The students earn points by answering questions (Figure 4). In the application, they can also see their ranking compared to all users in Portugal or at world level. Fast finishers can continue at their own pace and reach higher levels, without losing motivation.

Figure 4 Students earn points by solving exercises. The level of difficulty of exercises is specified by their colour (green, yellow, red)

After completing each exercise, students make their own assessment as explained above. They also perform a peer review, analysing solutions from classmates verifying the reasoning presented and assigning the respective score. The distribution of the exercises for this peer review is done randomly within the group of students who performed the same exercises. Later the teacher has access to the students’ "digital notebook" where she can consult all the work and the assessment given.

This scenario could be applied also in distance learning, both synchronously and asynchronously. This application proved to be very useful during distance learning. Sónia used the application in two ways.

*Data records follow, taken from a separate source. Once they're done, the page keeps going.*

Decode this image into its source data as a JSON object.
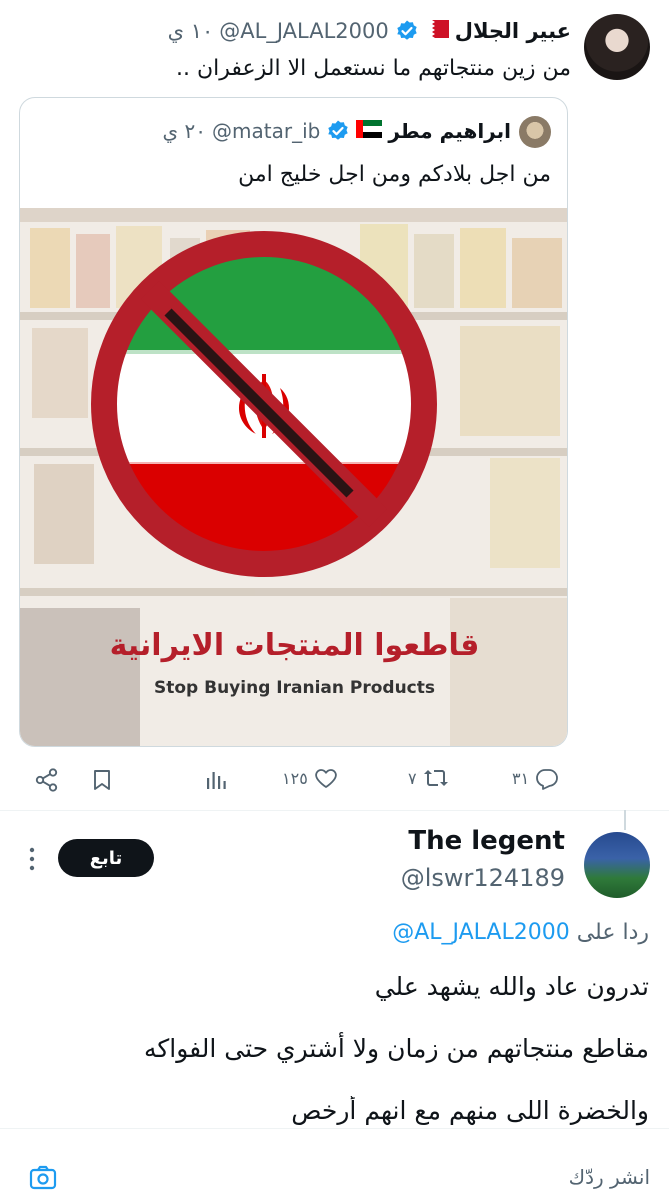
{
  "main_tweet": {
    "display_name": "عبير الجلال",
    "handle": "@AL_JALAL2000",
    "time": "١٠ ي",
    "text": "من زين منتجاتهم ما نستعمل الا الزعفران ..",
    "flag": "bahrain"
  },
  "quoted_tweet": {
    "display_name": "ابراهيم مطر",
    "handle": "@matar_ib",
    "time": "٢٠ ي",
    "text": "من اجل بلادكم ومن اجل خليج امن",
    "flag": "uae",
    "image": {
      "arabic_caption": "قاطعوا المنتجات الايرانية",
      "english_caption": "Stop Buying Iranian Products"
    }
  },
  "actions": {
    "replies": "٣١",
    "retweets": "٧",
    "likes": "١٢٥"
  },
  "reply_tweet": {
    "display_name": "The legent",
    "handle": "@lswr124189",
    "follow_label": "تابع",
    "replying_prefix": "ردا على",
    "replying_to": "@AL_JALAL2000",
    "lines": [
      "تدرون عاد والله يشهد علي",
      "مقاطع منتجاتهم من زمان ولا أشتري حتى الفواكه",
      "والخضرة اللى منهم مع انهم أرخص"
    ]
  },
  "composer": {
    "placeholder": "انشر ردّك"
  },
  "colors": {
    "accent": "#1d9bf0",
    "text": "#0f1419",
    "muted": "#536471",
    "ban_red": "#b51f2a",
    "iran_green": "#239f40",
    "iran_red": "#da0000"
  }
}
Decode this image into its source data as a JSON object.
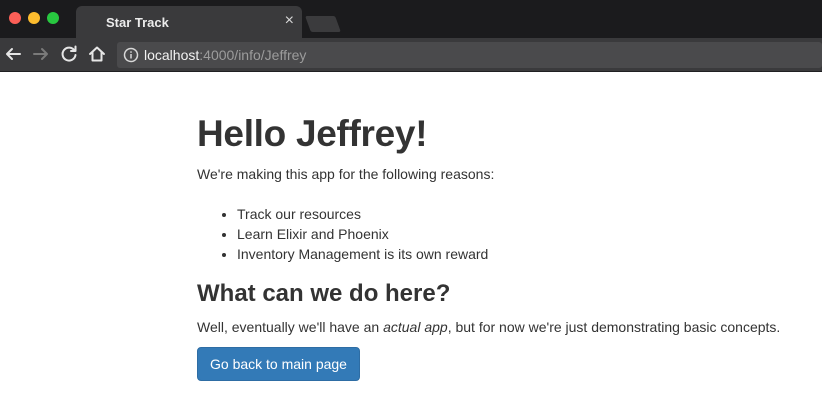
{
  "browser": {
    "tab_title": "Star Track",
    "tab_close": "×",
    "url_host": "localhost",
    "url_path": ":4000/info/Jeffrey"
  },
  "page": {
    "heading": "Hello Jeffrey!",
    "intro": "We're making this app for the following reasons:",
    "reasons": [
      "Track our resources",
      "Learn Elixir and Phoenix",
      "Inventory Management is its own reward"
    ],
    "subheading": "What can we do here?",
    "description": {
      "before": "Well, eventually we'll have an ",
      "emphasis": "actual app",
      "after": ", but for now we're just demonstrating basic concepts."
    },
    "button_label": "Go back to main page"
  },
  "colors": {
    "primary_button": "#337ab7",
    "text": "#333333"
  }
}
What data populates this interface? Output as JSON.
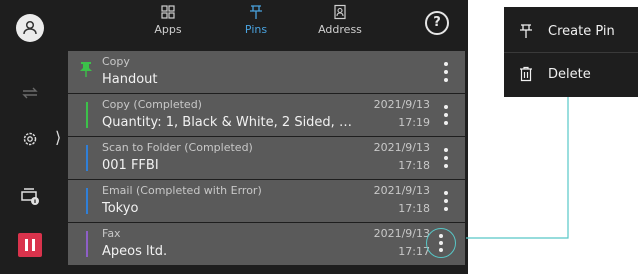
{
  "tabs": [
    {
      "label": "Apps",
      "icon": "apps-icon",
      "active": false
    },
    {
      "label": "Pins",
      "icon": "pin-icon",
      "active": true
    },
    {
      "label": "Address",
      "icon": "address-book-icon",
      "active": false
    }
  ],
  "rows": [
    {
      "name": "Copy",
      "detail": "Handout",
      "date": "",
      "time": "",
      "stripe": "#3cc14a",
      "pinned": true
    },
    {
      "name": "Copy (Completed)",
      "detail": "Quantity: 1, Black & White, 2 Sided, …",
      "date": "2021/9/13",
      "time": "17:19",
      "stripe": "#3cc14a"
    },
    {
      "name": "Scan to Folder (Completed)",
      "detail": "001 FFBI",
      "date": "2021/9/13",
      "time": "17:18",
      "stripe": "#2f7fd8"
    },
    {
      "name": "Email (Completed with Error)",
      "detail": "Tokyo",
      "date": "2021/9/13",
      "time": "17:18",
      "stripe": "#2f7fd8"
    },
    {
      "name": "Fax",
      "detail": "Apeos ltd.",
      "date": "2021/9/13",
      "time": "17:17",
      "stripe": "#8e5fc7"
    }
  ],
  "menu": {
    "create_pin": "Create Pin",
    "delete": "Delete"
  },
  "colors": {
    "accent": "#4aa3df",
    "highlight": "#58c7c7",
    "stop": "#d9334c"
  }
}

First, the teacher could provide a worksheet with problem-solving activities to the students which included a tutorial on the content topic selected by her and a set of questions on it. She monitored the work and gave feedback to the students through the app. This task was then completed with a synchronous online class using the Zoom Platform where students asked questions when there were still some doubts. Sónia could deepen the content they initially worked on.

Second, it enabled students as content producers. Sónia shared a working script with the stages of the resource building process. One, the selection of a set of 4 questions and answering them. Two, the creation of a script with the audio recording of the task completion. In this intermediate phase, she gave feedback on the students' work for improvement. She then provided scripts of several tools for the recording of the problem-solving tasks made by the students. Three, students solved the exercises and presented them in a presentation tool (for example PPT). Four, they recorded the sound of them explaining the solution of their exercises and put it on the app. It was very rewarding for students to see their work in App Milage, making it available for another student to learn.

Outcome and lessons learned

The results are very positive as students are more motivated and perform different tasks based on their skills in the subject. Sónia says: “The change in attitude within the classroom is clearly visible as students are more focused on their tasks”.

With this app, students have access to a teacher explaining the exercises to them anytime anywhere. This is a great asset that gives the possibility for students to learn at their own pace. Both self -and peer assessment allow students to review the tasks in different modes and develop more consistent learning.

Teachers can use existing material, but if they want to create their own worksheets, they need to produce videos to explain solutions. They will have to learn working with a video editing tool. Students can also get on board to produce videos and resources, turning this into an active participation project. Sónia tried this and witnessed a transition from “student user” to “student resource producer”; as some students got deeper in their learning and started producing resources for the app.